What the task requires -> Copy out each record that follows exactly, and omit any picture you find.

━━ Exercise inputs ━━

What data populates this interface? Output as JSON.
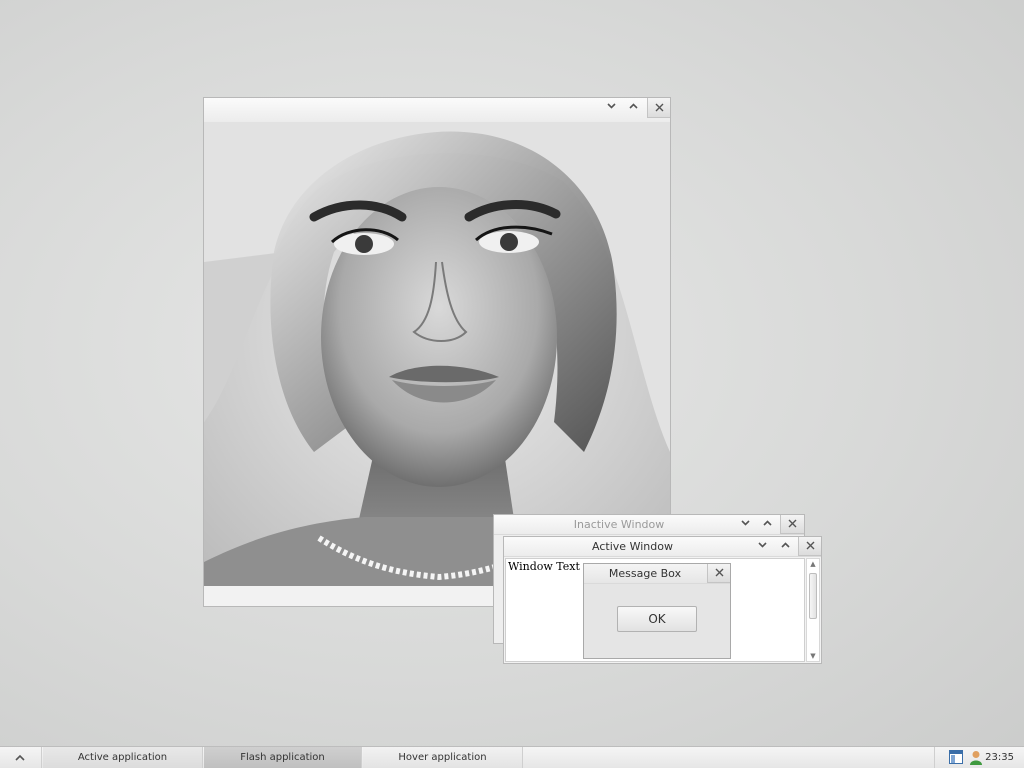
{
  "image_window": {
    "title": "",
    "controls": {
      "minimize": "chevron-down-icon",
      "maximize": "chevron-up-icon",
      "close": "close-icon"
    },
    "content": "black-and-white portrait photo"
  },
  "inactive_window": {
    "title": "Inactive Window",
    "controls": {
      "minimize": "chevron-down-icon",
      "maximize": "chevron-up-icon",
      "close": "close-icon"
    }
  },
  "active_window": {
    "title": "Active Window",
    "text": "Window Text",
    "controls": {
      "minimize": "chevron-down-icon",
      "maximize": "chevron-up-icon",
      "close": "close-icon"
    }
  },
  "message_box": {
    "title": "Message Box",
    "ok_label": "OK"
  },
  "taskbar": {
    "start_icon": "chevron-up-icon",
    "tasks": [
      {
        "label": "Active application",
        "state": "active"
      },
      {
        "label": "Flash application",
        "state": "flash"
      },
      {
        "label": "Hover application",
        "state": "hover"
      }
    ],
    "tray": {
      "icons": [
        "window-list-icon",
        "user-icon"
      ],
      "clock": "23:35"
    }
  },
  "colors": {
    "desktop": "#d8d9d8",
    "window_bg": "#f2f2f2",
    "title_active": "#333333",
    "title_inactive": "#9a9a9a",
    "taskbar": "#ececec"
  }
}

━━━

Expected answer ->
What data populates this interface? Output as JSON.
{
  "image_window": {
    "title": "",
    "controls": {
      "minimize": "chevron-down-icon",
      "maximize": "chevron-up-icon",
      "close": "close-icon"
    },
    "content": "black-and-white portrait photo"
  },
  "inactive_window": {
    "title": "Inactive Window",
    "controls": {
      "minimize": "chevron-down-icon",
      "maximize": "chevron-up-icon",
      "close": "close-icon"
    }
  },
  "active_window": {
    "title": "Active Window",
    "text": "Window Text",
    "controls": {
      "minimize": "chevron-down-icon",
      "maximize": "chevron-up-icon",
      "close": "close-icon"
    }
  },
  "message_box": {
    "title": "Message Box",
    "ok_label": "OK"
  },
  "taskbar": {
    "start_icon": "chevron-up-icon",
    "tasks": [
      {
        "label": "Active application",
        "state": "active"
      },
      {
        "label": "Flash application",
        "state": "flash"
      },
      {
        "label": "Hover application",
        "state": "hover"
      }
    ],
    "tray": {
      "icons": [
        "window-list-icon",
        "user-icon"
      ],
      "clock": "23:35"
    }
  },
  "colors": {
    "desktop": "#d8d9d8",
    "window_bg": "#f2f2f2",
    "title_active": "#333333",
    "title_inactive": "#9a9a9a",
    "taskbar": "#ececec"
  }
}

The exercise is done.